• _Exercise details_: All of the data that follows should be given again exactly, without its images.

• _Supplied data_:
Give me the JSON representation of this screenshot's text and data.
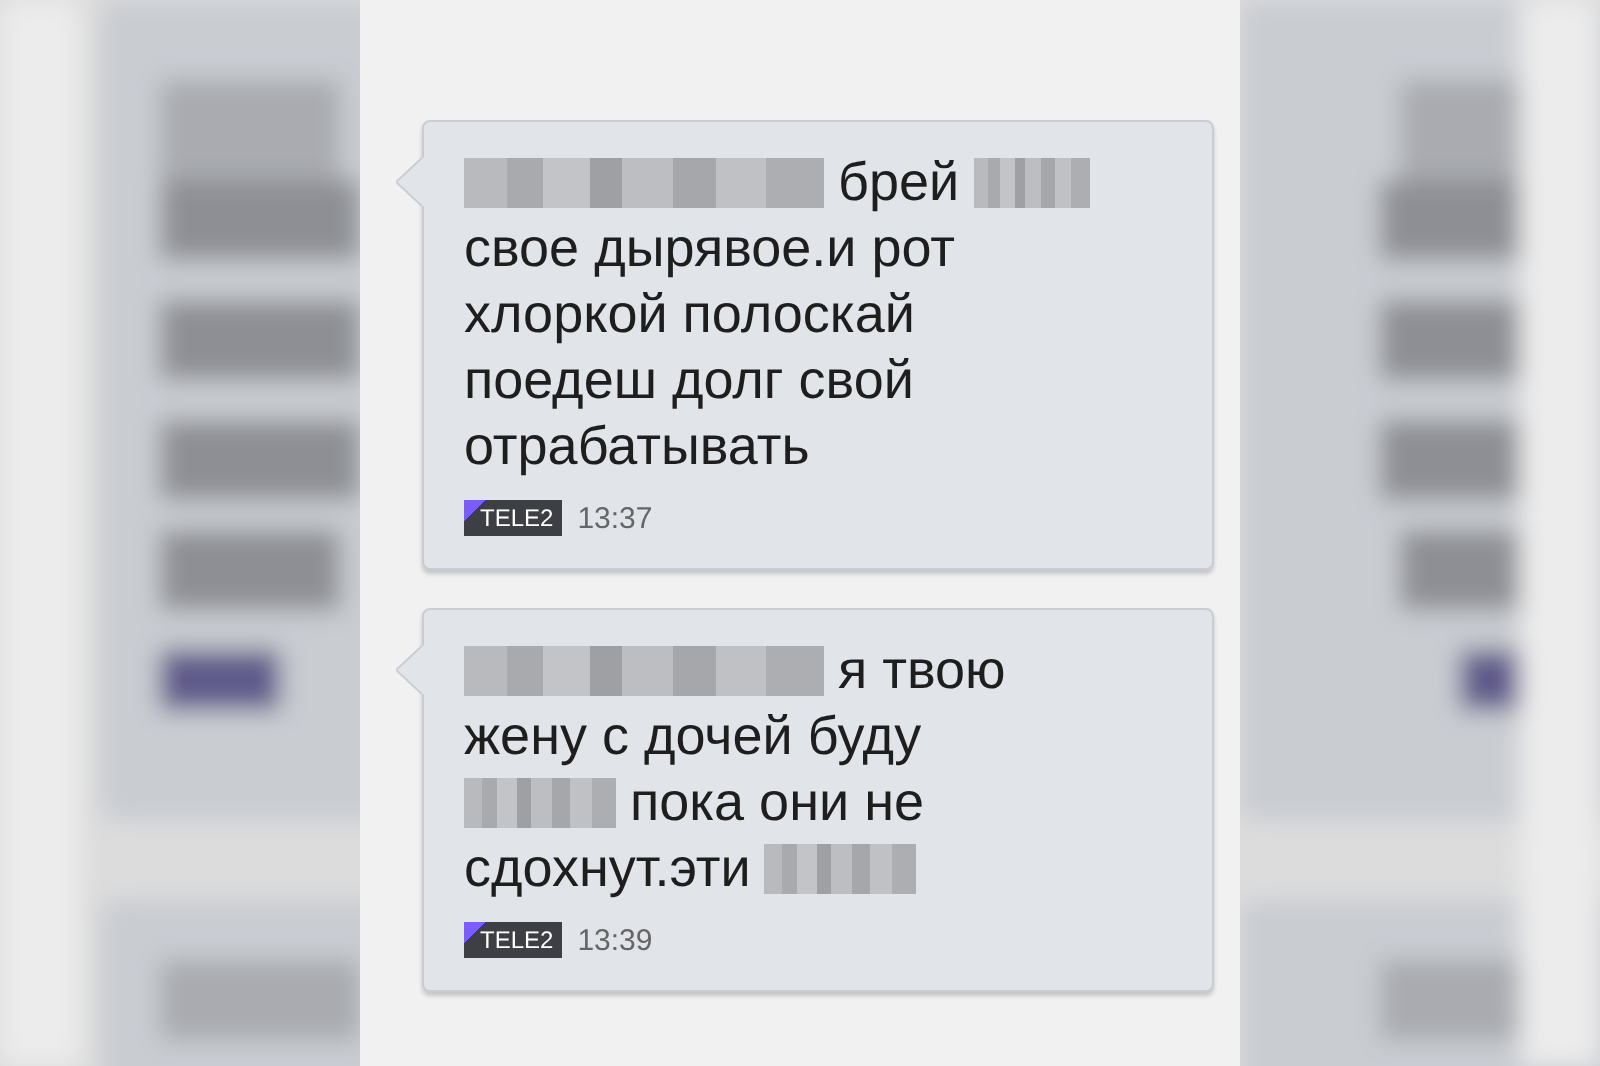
{
  "messages": [
    {
      "lines": [
        [
          {
            "kind": "blurlong"
          },
          {
            "kind": "text",
            "text": "брей"
          },
          {
            "kind": "blurshort"
          }
        ],
        [
          {
            "kind": "text",
            "text": "свое дырявое.и рот"
          }
        ],
        [
          {
            "kind": "text",
            "text": "хлоркой полоскай"
          }
        ],
        [
          {
            "kind": "text",
            "text": "поедеш долг свой"
          }
        ],
        [
          {
            "kind": "text",
            "text": "отрабатывать"
          }
        ]
      ],
      "carrier": "TELE2",
      "time": "13:37"
    },
    {
      "lines": [
        [
          {
            "kind": "blurlong"
          },
          {
            "kind": "text",
            "text": "я твою"
          }
        ],
        [
          {
            "kind": "text",
            "text": "жену с дочей буду"
          }
        ],
        [
          {
            "kind": "blur"
          },
          {
            "kind": "text",
            "text": "пока они не"
          }
        ],
        [
          {
            "kind": "text",
            "text": "сдохнут.эти"
          },
          {
            "kind": "blur"
          }
        ]
      ],
      "carrier": "TELE2",
      "time": "13:39"
    }
  ]
}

• _Task response_:
Give me the JSON representation of this screenshot's text and data.
{
  "messages": [
    {
      "lines": [
        [
          {
            "kind": "blurlong"
          },
          {
            "kind": "text",
            "text": "брей"
          },
          {
            "kind": "blurshort"
          }
        ],
        [
          {
            "kind": "text",
            "text": "свое дырявое.и рот"
          }
        ],
        [
          {
            "kind": "text",
            "text": "хлоркой полоскай"
          }
        ],
        [
          {
            "kind": "text",
            "text": "поедеш долг свой"
          }
        ],
        [
          {
            "kind": "text",
            "text": "отрабатывать"
          }
        ]
      ],
      "carrier": "TELE2",
      "time": "13:37"
    },
    {
      "lines": [
        [
          {
            "kind": "blurlong"
          },
          {
            "kind": "text",
            "text": "я твою"
          }
        ],
        [
          {
            "kind": "text",
            "text": "жену с дочей буду"
          }
        ],
        [
          {
            "kind": "blur"
          },
          {
            "kind": "text",
            "text": "пока они не"
          }
        ],
        [
          {
            "kind": "text",
            "text": "сдохнут.эти"
          },
          {
            "kind": "blur"
          }
        ]
      ],
      "carrier": "TELE2",
      "time": "13:39"
    }
  ]
}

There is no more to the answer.